from the foreign-object-in-the-ring dept
Professional wrestling league, the WWE, is truly a lesson in paradoxes. A theatrical production presented as an athletic competition sets the stage for a business that at times can't quite seem to figure out exactly how it wants to behave. On the one hand, you have their plan to embrace a streaming product that leaves much of the rest of the "sporting" world to shame. On the other hand, WWE executives have been known to protect their intellectual property on a level bordering insanity.
In this latest story, executives for WWE seem to be channeling one of their in-the-ring evil personas, in which they pretend to offer up an apology to a streaming site operator all in an attempt to sneak his identity and contact information from him. It all starts with battling a website designed to bring wrestling fans the streaming they wanted (note: this was before WWE offered its own streaming service):
During March 2013, Facebook said that WWE Intellectual Property Director Matthew Winterroth was behind the closure of a page operated by Wrestling-Network, a site offering links to WWE streams and shows. Wrestling-Network operator ‘BeBe’ was told by the social network that he would need to contact the lawyer directly to solve the dispute. BeBe decided to quit Facebook and moved to Twitter instead, but by the summer WWE had raised its head again, this time after PayPal disabled an account used for the site’s finances. BeBe says that in October WWE sent a takedown notice to Cloudflare, who handed over the details of the site’s actual host. For a few months things went calm, but last week all that changed. PayPal closed the site’s new account which had been opened by a third-party, and Facebook shutdown Wrestling-Network’s new page and BeBe’s personal page while they were at it.It's a story that feels as old as the bible these days. Guy runs sites pointing to links of illegitimate streams, content producer works to take the site down, cat-and-mouse game commences. Now, we could have a long discussion about how links aren't themselves infringement, about how WWE could (and it appears eventually did) offer a competing legitimate service, and all the rest. This isn't that post, however, because it was around this time that things got a bit strange. BeBe did as he was asked and reached out to the WWE to resolve the issue. In his communique, he offered up only his handle and his email address.
Winterroth responded to BeBe, suggesting the takedown of his site may have been a mistake. It seems unlikely Winterroth was being honest about this, since he was the one named in the takedowns. Stranger, a follow-up email from Winterroth requested BeBe's real name and address, promising a WWE giftbag and an apology for taking down the sites. BeBe wasn't taking.
“I mean, I heard a long time ago about a case where in order to arrest them on US territory, some guys were attracted to the USA by undercover FBI agents who promised them money and girls, but a gift bag from WWE? Really? He could at least given me some WrestleMania tickets.”Winterroth's response had, shall we say, a slightly different tone.
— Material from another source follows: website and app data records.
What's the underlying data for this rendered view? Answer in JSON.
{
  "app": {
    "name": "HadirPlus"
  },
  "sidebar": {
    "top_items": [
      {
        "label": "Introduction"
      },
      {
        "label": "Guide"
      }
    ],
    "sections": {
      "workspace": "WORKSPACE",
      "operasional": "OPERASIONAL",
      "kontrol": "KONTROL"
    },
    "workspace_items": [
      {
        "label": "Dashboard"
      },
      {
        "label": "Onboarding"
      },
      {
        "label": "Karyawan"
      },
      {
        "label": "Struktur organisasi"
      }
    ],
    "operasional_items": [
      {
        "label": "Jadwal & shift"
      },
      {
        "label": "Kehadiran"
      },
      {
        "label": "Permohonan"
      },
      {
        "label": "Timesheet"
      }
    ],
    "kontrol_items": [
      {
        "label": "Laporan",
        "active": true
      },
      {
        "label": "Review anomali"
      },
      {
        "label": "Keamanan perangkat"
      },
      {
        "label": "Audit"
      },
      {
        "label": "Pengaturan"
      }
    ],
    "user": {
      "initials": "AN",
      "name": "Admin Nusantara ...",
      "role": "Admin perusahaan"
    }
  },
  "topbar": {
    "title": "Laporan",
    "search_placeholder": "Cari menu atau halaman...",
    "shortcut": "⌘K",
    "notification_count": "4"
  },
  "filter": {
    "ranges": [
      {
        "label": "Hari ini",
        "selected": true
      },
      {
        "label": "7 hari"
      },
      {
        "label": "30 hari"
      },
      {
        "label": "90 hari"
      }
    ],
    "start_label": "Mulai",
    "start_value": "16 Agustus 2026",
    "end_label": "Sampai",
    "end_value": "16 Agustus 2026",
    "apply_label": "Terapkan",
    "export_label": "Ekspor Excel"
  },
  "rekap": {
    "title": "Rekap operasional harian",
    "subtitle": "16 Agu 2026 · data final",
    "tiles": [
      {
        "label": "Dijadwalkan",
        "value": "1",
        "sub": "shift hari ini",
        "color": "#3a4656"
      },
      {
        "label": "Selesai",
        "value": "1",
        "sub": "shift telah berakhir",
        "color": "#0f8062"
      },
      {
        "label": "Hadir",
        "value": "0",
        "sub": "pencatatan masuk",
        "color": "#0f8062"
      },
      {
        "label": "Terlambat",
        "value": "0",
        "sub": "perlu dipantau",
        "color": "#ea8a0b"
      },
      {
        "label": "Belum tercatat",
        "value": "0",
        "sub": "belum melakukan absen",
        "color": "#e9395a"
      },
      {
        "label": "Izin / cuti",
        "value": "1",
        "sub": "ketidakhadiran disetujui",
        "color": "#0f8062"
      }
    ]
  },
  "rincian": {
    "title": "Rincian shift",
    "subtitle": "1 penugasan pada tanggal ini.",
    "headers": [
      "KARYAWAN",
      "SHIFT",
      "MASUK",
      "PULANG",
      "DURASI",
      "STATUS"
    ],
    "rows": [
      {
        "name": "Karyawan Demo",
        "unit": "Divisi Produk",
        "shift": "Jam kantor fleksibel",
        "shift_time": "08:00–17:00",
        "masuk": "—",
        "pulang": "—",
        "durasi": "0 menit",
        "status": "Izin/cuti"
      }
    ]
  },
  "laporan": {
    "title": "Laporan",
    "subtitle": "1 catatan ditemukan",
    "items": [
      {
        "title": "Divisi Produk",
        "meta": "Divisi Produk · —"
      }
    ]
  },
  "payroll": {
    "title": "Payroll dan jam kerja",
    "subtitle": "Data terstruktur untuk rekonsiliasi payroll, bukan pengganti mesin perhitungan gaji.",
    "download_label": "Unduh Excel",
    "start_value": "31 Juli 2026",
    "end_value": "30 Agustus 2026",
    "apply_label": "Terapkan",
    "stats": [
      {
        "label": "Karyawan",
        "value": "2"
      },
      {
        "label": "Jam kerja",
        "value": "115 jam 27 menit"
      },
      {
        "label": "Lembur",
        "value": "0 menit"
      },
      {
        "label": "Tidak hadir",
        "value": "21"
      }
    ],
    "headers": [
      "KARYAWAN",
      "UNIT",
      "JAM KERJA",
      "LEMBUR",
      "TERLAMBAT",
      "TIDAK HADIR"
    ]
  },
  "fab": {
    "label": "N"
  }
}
He tells BeBe he's tracked him down to Romania and promises to send the blackshirts over for a visit.
BeBe says he politely declined the offer.
“Should you not shut down the website and agree not to infringe WWE intellectual property in the future in an immediate fashion, WWE will continue to work with our counsel in Romania, as well as the relevant legal authorities, including the Ministry of Internal Affairs/Bucharest City Police and Romanian National Audiovisual Council on our ongoing criminal complaint against you.”From there, the exchanges devolved, on both sides, into threats from the WWE and BeBe's sophomoric attempts to remind Winterroth that Romania is actually a country outside of the United States, where US copyright law is as applicable as federal payroll taxes. Nobody comes out clean in the exchange, with both sides behaving like children.
What followed were demands for BeBe to hand over his domain but with tempers beginning to fray, that seemed unlikely.
Which is the entire point: if I can't tell the difference between a guy running a streaming-links site and the counsel for a multi-milliion dollar entertainment business, we have a problem. Also, false apologies and underhanded attempts to sneak contact information out of a guy who is just running a site linking to what might be legitimate targets for corporate counsel make everyone look oily. Finally, this seems like an awful lot of energy to spend on this situation, particularly when the release of a real damned streaming product to compete with the "pirates" was just around the corner. So, for all that work, Winterroth likely gets nothing other than a single link site taken down, while the folks putting together the streaming site actually work to make the company more money. It makes one wonder which side is getting the higher pay in this equation.